**Material to process**
━━━━━━━━━━━━━━━━━━━━
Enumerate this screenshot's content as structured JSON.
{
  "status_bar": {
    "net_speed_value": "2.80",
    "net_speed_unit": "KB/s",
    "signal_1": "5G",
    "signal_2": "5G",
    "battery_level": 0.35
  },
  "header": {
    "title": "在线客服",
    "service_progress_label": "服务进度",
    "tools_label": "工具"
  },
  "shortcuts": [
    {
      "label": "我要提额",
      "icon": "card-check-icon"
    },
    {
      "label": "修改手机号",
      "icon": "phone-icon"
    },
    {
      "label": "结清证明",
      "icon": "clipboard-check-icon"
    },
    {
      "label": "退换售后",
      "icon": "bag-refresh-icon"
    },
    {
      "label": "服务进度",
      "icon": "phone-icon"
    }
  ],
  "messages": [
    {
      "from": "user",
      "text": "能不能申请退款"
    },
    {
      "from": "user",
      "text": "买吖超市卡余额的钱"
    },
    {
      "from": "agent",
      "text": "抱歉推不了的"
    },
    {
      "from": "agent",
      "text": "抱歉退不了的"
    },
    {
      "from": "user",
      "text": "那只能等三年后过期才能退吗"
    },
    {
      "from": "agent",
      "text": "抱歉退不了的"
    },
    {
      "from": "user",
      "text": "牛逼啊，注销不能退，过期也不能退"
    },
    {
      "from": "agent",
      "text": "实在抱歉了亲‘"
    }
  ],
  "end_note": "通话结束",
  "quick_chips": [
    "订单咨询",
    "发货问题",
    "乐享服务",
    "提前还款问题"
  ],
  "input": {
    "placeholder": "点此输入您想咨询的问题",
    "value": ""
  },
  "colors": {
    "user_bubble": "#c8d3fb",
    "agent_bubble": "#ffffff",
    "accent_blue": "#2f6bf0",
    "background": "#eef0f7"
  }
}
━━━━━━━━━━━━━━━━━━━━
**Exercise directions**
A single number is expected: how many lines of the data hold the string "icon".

**Response to the exercise**
5